then 4

till the point where u get bored of it.

Which I think is inevitable. Because all of it will be highly textbook, interspersed with the highest degree of opinion... and will invoke the darker parts of the commentator's brain

You see your blog essentially is all about the comments. Because you just can't leave a question open-ended. And some of it also stems from your view of irrationality.

You seem excited about the fact that irrationality has not been 'factored-in' by anyone... and so the interest in behavioral finance, but that statement assumes irrationality to be exogenous to the whole thought process.

Irrationality IS thought. An acceptance of this fact places all things in order, surprisingly :)
It is a great help in providing the correct importance to word-play in intellectual intercourse...ones that you seem to love starting (and I must appreciate you in your ability to find people like you)

I think with your views (+ action + respect for irrationality) you can change something drastic. You are the most intelligent among the people who have commented here. But easily the stupidest too!

Your economics is all about you. Why?

Except with probably your taxes, none of you dick-heads will help this country. You might make it to some 'forum on policy discussion--is fiscal policy the way to go in market condition like the present'. But not anything else.

You could have done it by

avataram-- starting to write!
& zen-- coming down a little bit from the cloud, and moving beyond the initial chapters

Me, I wont even pay the taxes. I love Michael Jackson too much!

Ritwik said...


Nevermind. Sometimes you're way too vague for me. Vague, I say - not abstract. The two are different.

I think you will like Nilu.


Ritwik said...

Also, you are probably a little unused to this set of people. Here, no one ever admits defeat in an argument:-).

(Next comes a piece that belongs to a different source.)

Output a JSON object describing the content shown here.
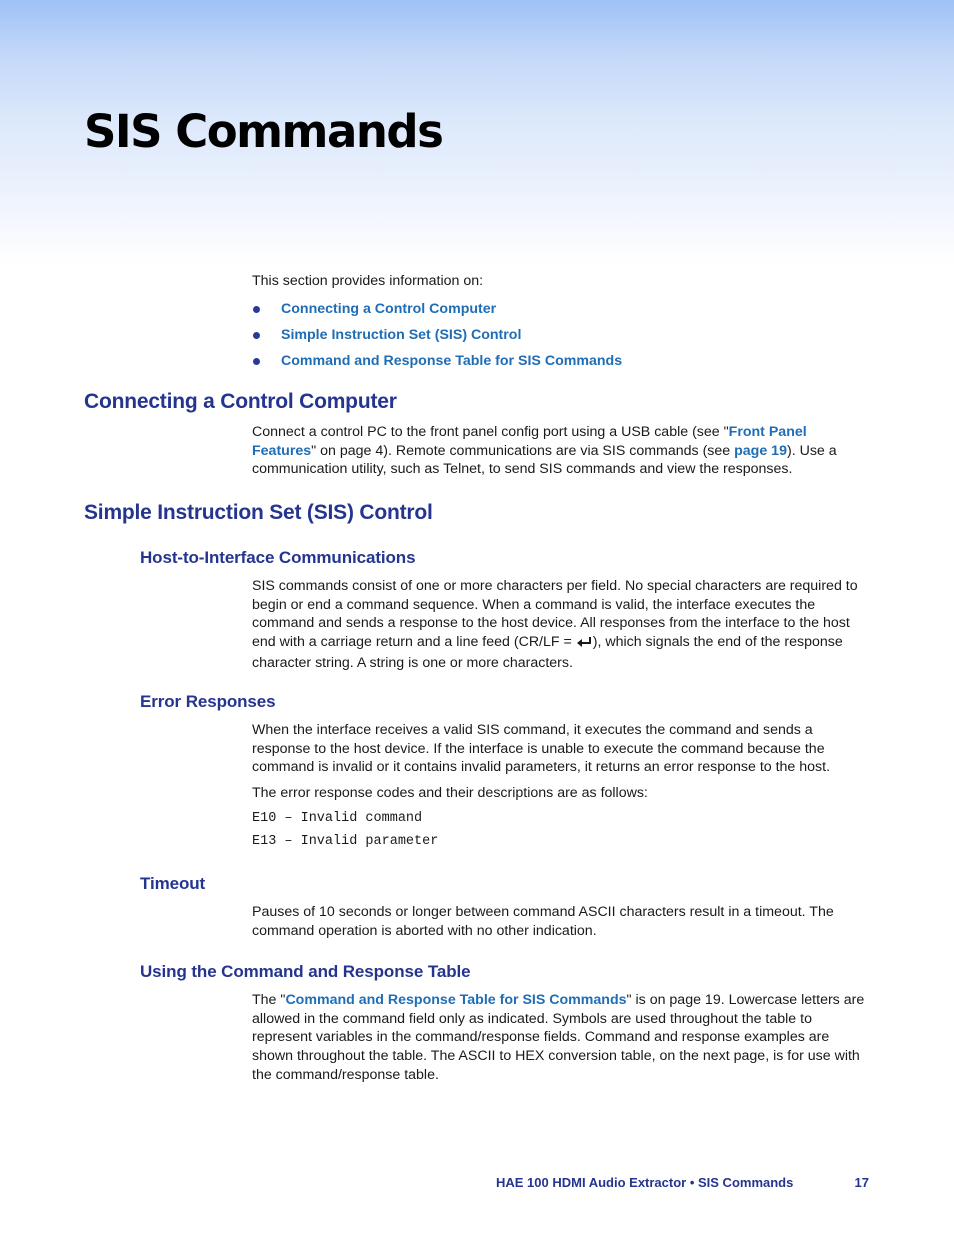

And, comments must be replied to. Else we will all become Amit Varma. Which is, to put it mildly, less than desirable.

Tanuj Solanki said...

I checked the dictionary...and couldnt really find the difference!

thanks for nilu...
his only problem is he comes here!



P.S: I tried liking ur blog. but have decided to stay away from commenting from now on! Not my place... But know that I am reading

Tanuj Solanki said...

I even tried doing things you would have secretly wanted me to do....comment slightly less wisely than you

How sheepish?

Ritwik said...

Hmm...I have a feeling you think you know me better than you actually do.

Ritwik said...

Abstract - Philosophy
Vague - poetry, esp. free verse

Gaurav said...

Get a room, you two.